App and web page records:
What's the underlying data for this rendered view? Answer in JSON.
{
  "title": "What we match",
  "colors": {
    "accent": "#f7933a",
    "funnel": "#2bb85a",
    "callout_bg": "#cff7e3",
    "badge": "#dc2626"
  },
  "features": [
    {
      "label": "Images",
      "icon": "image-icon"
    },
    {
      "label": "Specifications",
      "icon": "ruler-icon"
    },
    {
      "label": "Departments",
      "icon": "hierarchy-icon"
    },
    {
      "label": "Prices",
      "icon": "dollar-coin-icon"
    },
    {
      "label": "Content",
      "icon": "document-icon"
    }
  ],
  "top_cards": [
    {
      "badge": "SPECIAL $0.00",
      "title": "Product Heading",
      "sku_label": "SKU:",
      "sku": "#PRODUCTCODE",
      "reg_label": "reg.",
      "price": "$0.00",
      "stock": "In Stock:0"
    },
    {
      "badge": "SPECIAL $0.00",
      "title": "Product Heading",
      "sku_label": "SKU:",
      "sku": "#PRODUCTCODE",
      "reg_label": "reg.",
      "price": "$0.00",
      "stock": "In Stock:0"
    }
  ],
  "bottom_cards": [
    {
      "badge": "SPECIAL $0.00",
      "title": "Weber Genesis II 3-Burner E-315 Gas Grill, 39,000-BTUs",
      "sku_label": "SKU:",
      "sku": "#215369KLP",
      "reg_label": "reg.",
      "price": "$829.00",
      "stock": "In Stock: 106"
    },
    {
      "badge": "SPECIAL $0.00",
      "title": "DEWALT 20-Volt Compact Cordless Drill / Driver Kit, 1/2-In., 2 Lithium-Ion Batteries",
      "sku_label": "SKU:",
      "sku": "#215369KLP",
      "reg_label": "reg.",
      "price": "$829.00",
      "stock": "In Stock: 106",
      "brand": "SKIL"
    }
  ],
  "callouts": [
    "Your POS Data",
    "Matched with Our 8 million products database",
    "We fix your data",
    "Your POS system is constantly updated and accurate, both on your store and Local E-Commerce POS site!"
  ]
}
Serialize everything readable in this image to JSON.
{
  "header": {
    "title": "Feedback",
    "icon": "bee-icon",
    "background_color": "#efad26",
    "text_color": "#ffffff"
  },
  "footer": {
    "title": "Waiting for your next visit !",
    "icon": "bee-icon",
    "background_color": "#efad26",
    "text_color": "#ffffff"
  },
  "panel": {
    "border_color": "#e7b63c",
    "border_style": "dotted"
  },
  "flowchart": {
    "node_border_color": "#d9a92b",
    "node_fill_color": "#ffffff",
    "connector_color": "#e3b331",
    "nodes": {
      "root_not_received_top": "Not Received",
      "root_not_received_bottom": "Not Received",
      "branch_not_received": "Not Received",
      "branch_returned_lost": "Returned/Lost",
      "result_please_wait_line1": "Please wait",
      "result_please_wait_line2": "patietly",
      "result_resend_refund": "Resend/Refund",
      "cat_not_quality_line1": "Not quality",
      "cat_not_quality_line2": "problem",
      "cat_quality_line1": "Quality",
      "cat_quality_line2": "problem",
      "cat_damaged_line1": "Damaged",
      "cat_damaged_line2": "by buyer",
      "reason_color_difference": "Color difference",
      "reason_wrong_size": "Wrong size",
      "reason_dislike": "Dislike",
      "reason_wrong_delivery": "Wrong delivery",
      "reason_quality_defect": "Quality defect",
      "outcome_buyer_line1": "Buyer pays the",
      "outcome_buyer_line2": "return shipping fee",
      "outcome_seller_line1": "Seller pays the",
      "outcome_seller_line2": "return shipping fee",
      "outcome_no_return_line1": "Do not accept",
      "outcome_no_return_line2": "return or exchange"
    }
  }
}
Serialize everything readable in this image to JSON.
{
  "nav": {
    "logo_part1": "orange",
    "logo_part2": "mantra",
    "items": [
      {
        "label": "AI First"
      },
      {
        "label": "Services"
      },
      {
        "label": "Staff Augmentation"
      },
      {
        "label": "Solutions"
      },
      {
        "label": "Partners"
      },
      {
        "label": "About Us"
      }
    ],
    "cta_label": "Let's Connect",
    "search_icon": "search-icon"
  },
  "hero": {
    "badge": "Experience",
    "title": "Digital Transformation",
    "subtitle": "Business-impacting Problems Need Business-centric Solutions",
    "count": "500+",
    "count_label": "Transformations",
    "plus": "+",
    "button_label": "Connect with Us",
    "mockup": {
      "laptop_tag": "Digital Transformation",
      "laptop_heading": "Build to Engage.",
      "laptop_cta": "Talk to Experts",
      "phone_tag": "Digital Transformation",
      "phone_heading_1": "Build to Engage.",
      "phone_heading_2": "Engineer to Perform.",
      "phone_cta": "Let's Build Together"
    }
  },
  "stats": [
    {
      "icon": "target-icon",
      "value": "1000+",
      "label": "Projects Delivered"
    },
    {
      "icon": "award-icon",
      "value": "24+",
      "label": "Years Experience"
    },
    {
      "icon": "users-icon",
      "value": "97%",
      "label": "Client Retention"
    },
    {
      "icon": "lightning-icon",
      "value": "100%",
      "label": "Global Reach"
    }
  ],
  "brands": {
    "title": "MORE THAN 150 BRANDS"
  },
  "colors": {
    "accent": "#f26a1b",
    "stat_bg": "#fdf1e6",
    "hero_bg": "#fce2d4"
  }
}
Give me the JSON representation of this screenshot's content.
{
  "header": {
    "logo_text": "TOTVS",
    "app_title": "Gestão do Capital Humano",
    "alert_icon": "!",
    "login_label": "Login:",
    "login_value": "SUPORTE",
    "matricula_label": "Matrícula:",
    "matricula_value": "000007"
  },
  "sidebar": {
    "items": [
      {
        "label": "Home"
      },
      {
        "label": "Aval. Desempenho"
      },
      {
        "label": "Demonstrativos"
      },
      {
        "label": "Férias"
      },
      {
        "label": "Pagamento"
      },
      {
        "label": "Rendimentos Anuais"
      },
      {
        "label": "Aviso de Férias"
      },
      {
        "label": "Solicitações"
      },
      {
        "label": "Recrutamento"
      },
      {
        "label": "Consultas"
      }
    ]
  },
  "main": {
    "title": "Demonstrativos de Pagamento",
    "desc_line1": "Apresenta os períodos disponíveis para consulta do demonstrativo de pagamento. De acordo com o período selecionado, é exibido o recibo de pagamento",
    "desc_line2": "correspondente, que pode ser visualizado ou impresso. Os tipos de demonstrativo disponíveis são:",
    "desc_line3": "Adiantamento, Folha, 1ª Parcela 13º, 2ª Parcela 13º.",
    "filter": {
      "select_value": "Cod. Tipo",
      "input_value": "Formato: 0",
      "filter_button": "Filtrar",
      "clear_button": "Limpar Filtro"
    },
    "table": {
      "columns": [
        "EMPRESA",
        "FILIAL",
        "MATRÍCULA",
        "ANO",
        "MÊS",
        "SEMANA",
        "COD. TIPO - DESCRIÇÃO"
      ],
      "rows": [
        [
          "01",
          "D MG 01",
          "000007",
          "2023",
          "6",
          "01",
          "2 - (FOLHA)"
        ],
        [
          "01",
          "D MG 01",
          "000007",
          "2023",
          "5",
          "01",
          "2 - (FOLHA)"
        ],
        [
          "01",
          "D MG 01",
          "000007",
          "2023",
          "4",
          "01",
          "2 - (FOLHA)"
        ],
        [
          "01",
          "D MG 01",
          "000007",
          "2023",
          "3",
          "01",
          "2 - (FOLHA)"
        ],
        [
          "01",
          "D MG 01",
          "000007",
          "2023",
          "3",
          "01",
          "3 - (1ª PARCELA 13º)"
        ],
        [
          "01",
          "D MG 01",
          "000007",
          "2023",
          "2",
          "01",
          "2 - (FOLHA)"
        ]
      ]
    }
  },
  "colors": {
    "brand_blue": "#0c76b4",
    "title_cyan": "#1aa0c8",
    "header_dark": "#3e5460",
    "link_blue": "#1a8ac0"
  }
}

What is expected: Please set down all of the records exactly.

Task solution:
What's the underlying data for this rendered view? Answer in JSON.
{
  "title": "What we match",
  "colors": {
    "accent": "#f7933a",
    "funnel": "#2bb85a",
    "callout_bg": "#cff7e3",
    "badge": "#dc2626"
  },
  "features": [
    {
      "label": "Images",
      "icon": "image-icon"
    },
    {
      "label": "Specifications",
      "icon": "ruler-icon"
    },
    {
      "label": "Departments",
      "icon": "hierarchy-icon"
    },
    {
      "label": "Prices",
      "icon": "dollar-coin-icon"
    },
    {
      "label": "Content",
      "icon": "document-icon"
    }
  ],
  "top_cards": [
    {
      "badge": "SPECIAL $0.00",
      "title": "Product Heading",
      "sku_label": "SKU:",
      "sku": "#PRODUCTCODE",
      "reg_label": "reg.",
      "price": "$0.00",
      "stock": "In Stock:0"
    },
    {
      "badge": "SPECIAL $0.00",
      "title": "Product Heading",
      "sku_label": "SKU:",
      "sku": "#PRODUCTCODE",
      "reg_label": "reg.",
      "price": "$0.00",
      "stock": "In Stock:0"
    }
  ],
  "bottom_cards": [
    {
      "badge": "SPECIAL $0.00",
      "title": "Weber Genesis II 3-Burner E-315 Gas Grill, 39,000-BTUs",
      "sku_label": "SKU:",
      "sku": "#215369KLP",
      "reg_label": "reg.",
      "price": "$829.00",
      "stock": "In Stock: 106"
    },
    {
      "badge": "SPECIAL $0.00",
      "title": "DEWALT 20-Volt Compact Cordless Drill / Driver Kit, 1/2-In., 2 Lithium-Ion Batteries",
      "sku_label": "SKU:",
      "sku": "#215369KLP",
      "reg_label": "reg.",
      "price": "$829.00",
      "stock": "In Stock: 106",
      "brand": "SKIL"
    }
  ],
  "callouts": [
    "Your POS Data",
    "Matched with Our 8 million products database",
    "We fix your data",
    "Your POS system is constantly updated and accurate, both on your store and Local E-Commerce POS site!"
  ]
}
Serialize everything readable in this image to JSON.
{
  "header": {
    "title": "Feedback",
    "icon": "bee-icon",
    "background_color": "#efad26",
    "text_color": "#ffffff"
  },
  "footer": {
    "title": "Waiting for your next visit !",
    "icon": "bee-icon",
    "background_color": "#efad26",
    "text_color": "#ffffff"
  },
  "panel": {
    "border_color": "#e7b63c",
    "border_style": "dotted"
  },
  "flowchart": {
    "node_border_color": "#d9a92b",
    "node_fill_color": "#ffffff",
    "connector_color": "#e3b331",
    "nodes": {
      "root_not_received_top": "Not Received",
      "root_not_received_bottom": "Not Received",
      "branch_not_received": "Not Received",
      "branch_returned_lost": "Returned/Lost",
      "result_please_wait_line1": "Please wait",
      "result_please_wait_line2": "patietly",
      "result_resend_refund": "Resend/Refund",
      "cat_not_quality_line1": "Not quality",
      "cat_not_quality_line2": "problem",
      "cat_quality_line1": "Quality",
      "cat_quality_line2": "problem",
      "cat_damaged_line1": "Damaged",
      "cat_damaged_line2": "by buyer",
      "reason_color_difference": "Color difference",
      "reason_wrong_size": "Wrong size",
      "reason_dislike": "Dislike",
      "reason_wrong_delivery": "Wrong delivery",
      "reason_quality_defect": "Quality defect",
      "outcome_buyer_line1": "Buyer pays the",
      "outcome_buyer_line2": "return shipping fee",
      "outcome_seller_line1": "Seller pays the",
      "outcome_seller_line2": "return shipping fee",
      "outcome_no_return_line1": "Do not accept",
      "outcome_no_return_line2": "return or exchange"
    }
  }
}
Serialize everything readable in this image to JSON.
{
  "nav": {
    "logo_part1": "orange",
    "logo_part2": "mantra",
    "items": [
      {
        "label": "AI First"
      },
      {
        "label": "Services"
      },
      {
        "label": "Staff Augmentation"
      },
      {
        "label": "Solutions"
      },
      {
        "label": "Partners"
      },
      {
        "label": "About Us"
      }
    ],
    "cta_label": "Let's Connect",
    "search_icon": "search-icon"
  },
  "hero": {
    "badge": "Experience",
    "title": "Digital Transformation",
    "subtitle": "Business-impacting Problems Need Business-centric Solutions",
    "count": "500+",
    "count_label": "Transformations",
    "plus": "+",
    "button_label": "Connect with Us",
    "mockup": {
      "laptop_tag": "Digital Transformation",
      "laptop_heading": "Build to Engage.",
      "laptop_cta": "Talk to Experts",
      "phone_tag": "Digital Transformation",
      "phone_heading_1": "Build to Engage.",
      "phone_heading_2": "Engineer to Perform.",
      "phone_cta": "Let's Build Together"
    }
  },
  "stats": [
    {
      "icon": "target-icon",
      "value": "1000+",
      "label": "Projects Delivered"
    },
    {
      "icon": "award-icon",
      "value": "24+",
      "label": "Years Experience"
    },
    {
      "icon": "users-icon",
      "value": "97%",
      "label": "Client Retention"
    },
    {
      "icon": "lightning-icon",
      "value": "100%",
      "label": "Global Reach"
    }
  ],
  "brands": {
    "title": "MORE THAN 150 BRANDS"
  },
  "colors": {
    "accent": "#f26a1b",
    "stat_bg": "#fdf1e6",
    "hero_bg": "#fce2d4"
  }
}
Give me the JSON representation of this screenshot's content.
{
  "header": {
    "logo_text": "TOTVS",
    "app_title": "Gestão do Capital Humano",
    "alert_icon": "!",
    "login_label": "Login:",
    "login_value": "SUPORTE",
    "matricula_label": "Matrícula:",
    "matricula_value": "000007"
  },
  "sidebar": {
    "items": [
      {
        "label": "Home"
      },
      {
        "label": "Aval. Desempenho"
      },
      {
        "label": "Demonstrativos"
      },
      {
        "label": "Férias"
      },
      {
        "label": "Pagamento"
      },
      {
        "label": "Rendimentos Anuais"
      },
      {
        "label": "Aviso de Férias"
      },
      {
        "label": "Solicitações"
      },
      {
        "label": "Recrutamento"
      },
      {
        "label": "Consultas"
      }
    ]
  },
  "main": {
    "title": "Demonstrativos de Pagamento",
    "desc_line1": "Apresenta os períodos disponíveis para consulta do demonstrativo de pagamento. De acordo com o período selecionado, é exibido o recibo de pagamento",
    "desc_line2": "correspondente, que pode ser visualizado ou impresso. Os tipos de demonstrativo disponíveis são:",
    "desc_line3": "Adiantamento, Folha, 1ª Parcela 13º, 2ª Parcela 13º.",
    "filter": {
      "select_value": "Cod. Tipo",
      "input_value": "Formato: 0",
      "filter_button": "Filtrar",
      "clear_button": "Limpar Filtro"
    },
    "table": {
      "columns": [
        "EMPRESA",
        "FILIAL",
        "MATRÍCULA",
        "ANO",
        "MÊS",
        "SEMANA",
        "COD. TIPO - DESCRIÇÃO"
      ],
      "rows": [
        [
          "01",
          "D MG 01",
          "000007",
          "2023",
          "6",
          "01",
          "2 - (FOLHA)"
        ],
        [
          "01",
          "D MG 01",
          "000007",
          "2023",
          "5",
          "01",
          "2 - (FOLHA)"
        ],
        [
          "01",
          "D MG 01",
          "000007",
          "2023",
          "4",
          "01",
          "2 - (FOLHA)"
        ],
        [
          "01",
          "D MG 01",
          "000007",
          "2023",
          "3",
          "01",
          "2 - (FOLHA)"
        ],
        [
          "01",
          "D MG 01",
          "000007",
          "2023",
          "3",
          "01",
          "3 - (1ª PARCELA 13º)"
        ],
        [
          "01",
          "D MG 01",
          "000007",
          "2023",
          "2",
          "01",
          "2 - (FOLHA)"
        ]
      ]
    }
  },
  "colors": {
    "brand_blue": "#0c76b4",
    "title_cyan": "#1aa0c8",
    "header_dark": "#3e5460",
    "link_blue": "#1a8ac0"
  }
}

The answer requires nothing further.